Produce a word-for-word copy of the data below.

Source records ->
══════

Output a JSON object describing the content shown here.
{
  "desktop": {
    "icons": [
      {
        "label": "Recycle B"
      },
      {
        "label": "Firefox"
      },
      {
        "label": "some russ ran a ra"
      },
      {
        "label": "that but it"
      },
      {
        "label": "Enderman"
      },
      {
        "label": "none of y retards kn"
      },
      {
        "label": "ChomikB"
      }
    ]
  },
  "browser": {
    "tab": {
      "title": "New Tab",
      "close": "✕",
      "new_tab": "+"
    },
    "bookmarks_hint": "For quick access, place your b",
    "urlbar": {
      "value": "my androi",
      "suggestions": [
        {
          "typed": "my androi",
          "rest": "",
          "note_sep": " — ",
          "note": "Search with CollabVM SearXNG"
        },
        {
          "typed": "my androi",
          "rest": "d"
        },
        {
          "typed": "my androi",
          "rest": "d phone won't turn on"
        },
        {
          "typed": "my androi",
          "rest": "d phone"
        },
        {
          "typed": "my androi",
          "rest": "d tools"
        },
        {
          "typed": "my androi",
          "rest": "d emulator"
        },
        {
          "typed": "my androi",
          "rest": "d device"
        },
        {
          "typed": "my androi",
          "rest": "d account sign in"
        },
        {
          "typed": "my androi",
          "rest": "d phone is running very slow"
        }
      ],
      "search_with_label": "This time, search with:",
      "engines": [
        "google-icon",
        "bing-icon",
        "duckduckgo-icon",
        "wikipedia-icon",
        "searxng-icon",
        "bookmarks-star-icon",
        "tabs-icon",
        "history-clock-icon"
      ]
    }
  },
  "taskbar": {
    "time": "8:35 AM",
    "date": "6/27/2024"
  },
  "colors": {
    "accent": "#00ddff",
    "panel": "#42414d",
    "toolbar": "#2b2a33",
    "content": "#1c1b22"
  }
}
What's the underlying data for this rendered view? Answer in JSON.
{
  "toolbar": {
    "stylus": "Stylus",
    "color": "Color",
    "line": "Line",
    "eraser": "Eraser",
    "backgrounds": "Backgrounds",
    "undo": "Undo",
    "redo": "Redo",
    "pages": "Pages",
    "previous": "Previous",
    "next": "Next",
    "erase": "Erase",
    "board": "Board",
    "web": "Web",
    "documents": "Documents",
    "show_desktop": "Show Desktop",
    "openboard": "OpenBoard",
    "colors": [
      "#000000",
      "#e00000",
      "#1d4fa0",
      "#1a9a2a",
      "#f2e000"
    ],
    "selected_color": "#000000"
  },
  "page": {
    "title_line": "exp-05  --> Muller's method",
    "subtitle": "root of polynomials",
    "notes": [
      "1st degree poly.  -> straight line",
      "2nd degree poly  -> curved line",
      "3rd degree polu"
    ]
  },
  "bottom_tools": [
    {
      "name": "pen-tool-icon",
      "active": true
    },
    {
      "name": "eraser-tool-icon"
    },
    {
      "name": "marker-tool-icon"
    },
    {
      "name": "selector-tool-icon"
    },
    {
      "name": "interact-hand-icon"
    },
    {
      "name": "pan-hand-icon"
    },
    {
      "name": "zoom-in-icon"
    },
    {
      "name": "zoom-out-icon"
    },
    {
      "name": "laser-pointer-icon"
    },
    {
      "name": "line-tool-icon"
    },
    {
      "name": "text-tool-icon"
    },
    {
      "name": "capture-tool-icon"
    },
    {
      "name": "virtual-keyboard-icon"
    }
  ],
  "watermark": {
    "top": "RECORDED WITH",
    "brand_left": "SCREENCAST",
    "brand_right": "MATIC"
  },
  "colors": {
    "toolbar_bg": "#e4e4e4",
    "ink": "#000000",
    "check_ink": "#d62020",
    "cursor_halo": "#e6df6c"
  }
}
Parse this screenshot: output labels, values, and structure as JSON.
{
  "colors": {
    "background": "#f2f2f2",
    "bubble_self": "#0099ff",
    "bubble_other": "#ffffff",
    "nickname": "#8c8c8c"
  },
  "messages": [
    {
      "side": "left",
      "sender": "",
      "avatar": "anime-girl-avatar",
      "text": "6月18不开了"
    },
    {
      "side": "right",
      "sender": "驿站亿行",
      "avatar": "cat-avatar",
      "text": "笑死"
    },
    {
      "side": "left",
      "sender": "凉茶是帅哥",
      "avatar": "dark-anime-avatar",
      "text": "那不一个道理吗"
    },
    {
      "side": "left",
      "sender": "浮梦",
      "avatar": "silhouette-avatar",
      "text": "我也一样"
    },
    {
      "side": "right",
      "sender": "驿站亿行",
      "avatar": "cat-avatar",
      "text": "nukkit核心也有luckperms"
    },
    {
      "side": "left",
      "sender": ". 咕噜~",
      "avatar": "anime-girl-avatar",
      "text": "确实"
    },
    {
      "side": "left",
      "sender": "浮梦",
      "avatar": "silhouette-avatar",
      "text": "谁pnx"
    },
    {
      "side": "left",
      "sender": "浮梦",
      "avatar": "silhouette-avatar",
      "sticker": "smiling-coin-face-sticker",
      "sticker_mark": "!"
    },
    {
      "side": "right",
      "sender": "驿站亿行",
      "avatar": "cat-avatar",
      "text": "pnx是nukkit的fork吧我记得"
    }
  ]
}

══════

Your solution ->
Output a JSON object describing the content shown here.
{
  "desktop": {
    "icons": [
      {
        "label": "Recycle B"
      },
      {
        "label": "Firefox"
      },
      {
        "label": "some russ ran a ra"
      },
      {
        "label": "that but it"
      },
      {
        "label": "Enderman"
      },
      {
        "label": "none of y retards kn"
      },
      {
        "label": "ChomikB"
      }
    ]
  },
  "browser": {
    "tab": {
      "title": "New Tab",
      "close": "✕",
      "new_tab": "+"
    },
    "bookmarks_hint": "For quick access, place your b",
    "urlbar": {
      "value": "my androi",
      "suggestions": [
        {
          "typed": "my androi",
          "rest": "",
          "note_sep": " — ",
          "note": "Search with CollabVM SearXNG"
        },
        {
          "typed": "my androi",
          "rest": "d"
        },
        {
          "typed": "my androi",
          "rest": "d phone won't turn on"
        },
        {
          "typed": "my androi",
          "rest": "d phone"
        },
        {
          "typed": "my androi",
          "rest": "d tools"
        },
        {
          "typed": "my androi",
          "rest": "d emulator"
        },
        {
          "typed": "my androi",
          "rest": "d device"
        },
        {
          "typed": "my androi",
          "rest": "d account sign in"
        },
        {
          "typed": "my androi",
          "rest": "d phone is running very slow"
        }
      ],
      "search_with_label": "This time, search with:",
      "engines": [
        "google-icon",
        "bing-icon",
        "duckduckgo-icon",
        "wikipedia-icon",
        "searxng-icon",
        "bookmarks-star-icon",
        "tabs-icon",
        "history-clock-icon"
      ]
    }
  },
  "taskbar": {
    "time": "8:35 AM",
    "date": "6/27/2024"
  },
  "colors": {
    "accent": "#00ddff",
    "panel": "#42414d",
    "toolbar": "#2b2a33",
    "content": "#1c1b22"
  }
}
What's the underlying data for this rendered view? Answer in JSON.
{
  "toolbar": {
    "stylus": "Stylus",
    "color": "Color",
    "line": "Line",
    "eraser": "Eraser",
    "backgrounds": "Backgrounds",
    "undo": "Undo",
    "redo": "Redo",
    "pages": "Pages",
    "previous": "Previous",
    "next": "Next",
    "erase": "Erase",
    "board": "Board",
    "web": "Web",
    "documents": "Documents",
    "show_desktop": "Show Desktop",
    "openboard": "OpenBoard",
    "colors": [
      "#000000",
      "#e00000",
      "#1d4fa0",
      "#1a9a2a",
      "#f2e000"
    ],
    "selected_color": "#000000"
  },
  "page": {
    "title_line": "exp-05  --> Muller's method",
    "subtitle": "root of polynomials",
    "notes": [
      "1st degree poly.  -> straight line",
      "2nd degree poly  -> curved line",
      "3rd degree polu"
    ]
  },
  "bottom_tools": [
    {
      "name": "pen-tool-icon",
      "active": true
    },
    {
      "name": "eraser-tool-icon"
    },
    {
      "name": "marker-tool-icon"
    },
    {
      "name": "selector-tool-icon"
    },
    {
      "name": "interact-hand-icon"
    },
    {
      "name": "pan-hand-icon"
    },
    {
      "name": "zoom-in-icon"
    },
    {
      "name": "zoom-out-icon"
    },
    {
      "name": "laser-pointer-icon"
    },
    {
      "name": "line-tool-icon"
    },
    {
      "name": "text-tool-icon"
    },
    {
      "name": "capture-tool-icon"
    },
    {
      "name": "virtual-keyboard-icon"
    }
  ],
  "watermark": {
    "top": "RECORDED WITH",
    "brand_left": "SCREENCAST",
    "brand_right": "MATIC"
  },
  "colors": {
    "toolbar_bg": "#e4e4e4",
    "ink": "#000000",
    "check_ink": "#d62020",
    "cursor_halo": "#e6df6c"
  }
}
Parse this screenshot: output labels, values, and structure as JSON.
{
  "colors": {
    "background": "#f2f2f2",
    "bubble_self": "#0099ff",
    "bubble_other": "#ffffff",
    "nickname": "#8c8c8c"
  },
  "messages": [
    {
      "side": "left",
      "sender": "",
      "avatar": "anime-girl-avatar",
      "text": "6月18不开了"
    },
    {
      "side": "right",
      "sender": "驿站亿行",
      "avatar": "cat-avatar",
      "text": "笑死"
    },
    {
      "side": "left",
      "sender": "凉茶是帅哥",
      "avatar": "dark-anime-avatar",
      "text": "那不一个道理吗"
    },
    {
      "side": "left",
      "sender": "浮梦",
      "avatar": "silhouette-avatar",
      "text": "我也一样"
    },
    {
      "side": "right",
      "sender": "驿站亿行",
      "avatar": "cat-avatar",
      "text": "nukkit核心也有luckperms"
    },
    {
      "side": "left",
      "sender": ". 咕噜~",
      "avatar": "anime-girl-avatar",
      "text": "确实"
    },
    {
      "side": "left",
      "sender": "浮梦",
      "avatar": "silhouette-avatar",
      "text": "谁pnx"
    },
    {
      "side": "left",
      "sender": "浮梦",
      "avatar": "silhouette-avatar",
      "sticker": "smiling-coin-face-sticker",
      "sticker_mark": "!"
    },
    {
      "side": "right",
      "sender": "驿站亿行",
      "avatar": "cat-avatar",
      "text": "pnx是nukkit的fork吧我记得"
    }
  ]
}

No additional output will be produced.